Engaging Africa as an all-weather friend

Engaging Africa as an all-weather friend

India has to work hard to remove the image of being a fair-weather friend among the nations.

Perhaps the most successful and popular Indian initiative, the brain child of the former President Dr A P J Kalam, has been the PAN Africa e-Network. The TCIL signed a MoU with around 40 African countries to connect their capitals with India through internet offering a range of services including tele-education and tele- medicine.
India has been offering ITECH Scholarships to developing countries Africa takes roughly 40 per cent of the pie.

Since the early 60s India has participated in many UN Peace Keeping Missions in Africa. Most recently, Indian women Peace Keepers in Liberia have won praise internationally.

Prime Minister Manmohan Singh had announced concessional lines of credit to African countries to the tune of $5.4 billion over a period of five years at the end of India-Africa Forum Summit last year. He had also announced an amount of $500 million for capacity building and doubling of scholarships. India has also set aside funds for assisting a number of African countries in addressing the menace of HIV and AIDs.

China, far ahead
Indian efforts, though laudable, are rather modest compared to the Chinese handouts. The road from Nairobi to the Kenyan port city of Mombasa is in extremely dilapidated condition. But it has a stretch of roughly 70 km four-lane highway of international standard called the China Road.

India-Africa Forum Summit last year attracted only half a dozen Heads of State from Africa. When China organised the China-Africa Summit, it was attended by 41 Heads of State. At the end, the Chinese government pledged to train 15,000 professionals from Africa in three years, set up 100 rural schools, offer 4,000 scholarships and set up a China-Africa Development Fund with a corpus of over $5 billion!

Some observers recommend “an active foreign service lobbying.” This would require a fundamental change in mindsets of the officers and administrative priorities set by the MEA. Many blue-eyed boys and girls avoid Africa like a leper and retire without  spending even a fortnight in Africa!

A common but valid grievance African country has been that we remember them when we need their vote/support for some UN related election/selection.
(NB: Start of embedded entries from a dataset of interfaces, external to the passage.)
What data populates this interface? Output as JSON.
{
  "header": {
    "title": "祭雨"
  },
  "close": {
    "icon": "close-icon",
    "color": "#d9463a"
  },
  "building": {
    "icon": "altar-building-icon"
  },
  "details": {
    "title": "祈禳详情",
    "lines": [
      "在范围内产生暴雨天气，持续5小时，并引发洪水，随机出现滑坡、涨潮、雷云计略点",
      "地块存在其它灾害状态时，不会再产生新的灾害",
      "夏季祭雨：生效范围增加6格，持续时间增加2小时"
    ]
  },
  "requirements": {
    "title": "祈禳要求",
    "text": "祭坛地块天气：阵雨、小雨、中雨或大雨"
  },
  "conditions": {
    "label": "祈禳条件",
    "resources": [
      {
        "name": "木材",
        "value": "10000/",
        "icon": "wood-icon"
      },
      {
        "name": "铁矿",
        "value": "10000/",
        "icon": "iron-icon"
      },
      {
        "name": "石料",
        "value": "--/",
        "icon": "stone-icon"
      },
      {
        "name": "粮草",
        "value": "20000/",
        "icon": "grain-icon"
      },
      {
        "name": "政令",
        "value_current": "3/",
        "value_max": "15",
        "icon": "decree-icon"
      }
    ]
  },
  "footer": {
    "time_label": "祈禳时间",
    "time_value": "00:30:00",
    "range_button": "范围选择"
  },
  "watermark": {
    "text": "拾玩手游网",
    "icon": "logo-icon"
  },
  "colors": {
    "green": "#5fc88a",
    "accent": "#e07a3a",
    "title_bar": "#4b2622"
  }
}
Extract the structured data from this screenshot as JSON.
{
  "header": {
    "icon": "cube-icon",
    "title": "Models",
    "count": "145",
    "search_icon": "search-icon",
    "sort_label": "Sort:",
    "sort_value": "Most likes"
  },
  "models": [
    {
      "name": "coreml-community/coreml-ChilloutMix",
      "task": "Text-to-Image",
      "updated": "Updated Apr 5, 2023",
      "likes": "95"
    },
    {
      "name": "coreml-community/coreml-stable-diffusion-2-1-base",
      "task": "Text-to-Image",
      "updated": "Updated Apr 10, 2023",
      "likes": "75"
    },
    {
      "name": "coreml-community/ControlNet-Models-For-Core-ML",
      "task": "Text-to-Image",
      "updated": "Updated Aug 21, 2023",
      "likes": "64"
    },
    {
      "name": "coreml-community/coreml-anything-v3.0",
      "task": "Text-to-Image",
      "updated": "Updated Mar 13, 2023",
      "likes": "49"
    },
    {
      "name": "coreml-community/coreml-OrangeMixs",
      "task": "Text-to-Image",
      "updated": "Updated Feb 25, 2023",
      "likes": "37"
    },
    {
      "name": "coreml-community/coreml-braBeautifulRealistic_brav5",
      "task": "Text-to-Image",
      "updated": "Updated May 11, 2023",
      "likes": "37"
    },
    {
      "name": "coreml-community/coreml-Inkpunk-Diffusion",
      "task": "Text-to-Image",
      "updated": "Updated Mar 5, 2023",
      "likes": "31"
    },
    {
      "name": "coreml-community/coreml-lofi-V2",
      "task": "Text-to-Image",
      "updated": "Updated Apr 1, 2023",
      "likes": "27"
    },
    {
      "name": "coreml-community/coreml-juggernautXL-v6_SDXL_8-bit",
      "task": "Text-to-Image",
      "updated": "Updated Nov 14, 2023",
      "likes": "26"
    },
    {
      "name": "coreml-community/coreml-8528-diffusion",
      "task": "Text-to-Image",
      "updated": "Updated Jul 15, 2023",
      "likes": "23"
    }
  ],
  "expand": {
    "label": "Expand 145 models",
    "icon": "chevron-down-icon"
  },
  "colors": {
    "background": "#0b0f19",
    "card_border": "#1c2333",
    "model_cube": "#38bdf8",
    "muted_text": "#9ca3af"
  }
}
Generally, we show reluctance in sending our VVIP/VIPs to African countries and invite African leaders sparingly. The last presidential visit was exchanged between India and Kenya in 1981! And  Indira Gandhi was the last Indian PM to visit Kenya in 1981!
In many small African countries India has no resident missions; our relations are looked after by one of the high commissioners on concurrent basis.

We don’t have to copy China blindly in Africa. Following measures, if taken with a sense of purpose and priority, can produce positive results:

All IFS officers must serve in Africa; eight countries should be shortlisted annually for a visit by Indian dignitaries; African leaders should be invited to visit India every year; bilateral business council meetings should be organised periodically.
We must work hard to remove the image of being a fair-weather friend. When calamity hits, we must rush aid, assistance generously and in time.

Sam Pitroda is right: India should try IT diplomacy in Africa. If in each African country, India sets up one IT centre which will attract and benefit the youth, we would be reaching out to the generation which has the potential of playing a significant role in bringing India and Africa closer.

Lastly, we have a Prime Minister’s Special Envoy for West Asia and Pakistan .Why not for Africa? This continent has the maximum members of the UN, NAM, G-77 and the Commonwealth. We have growing interest in the hydrocarbon sectors in Angola, Libya, Nigeria and Sudan. We are scouting for countries with Uranium deposits, Congo has possibly every conceivable mineral resource including gold, silver, zinc. A Special Envoy to Africa can not only mobilise support for our candidatures for international organisations and facilitate energy security arrangements; he/she can also promote and facilitate economic relations between India and Africa.
(The author is a retired secretary, ministry of external affairs)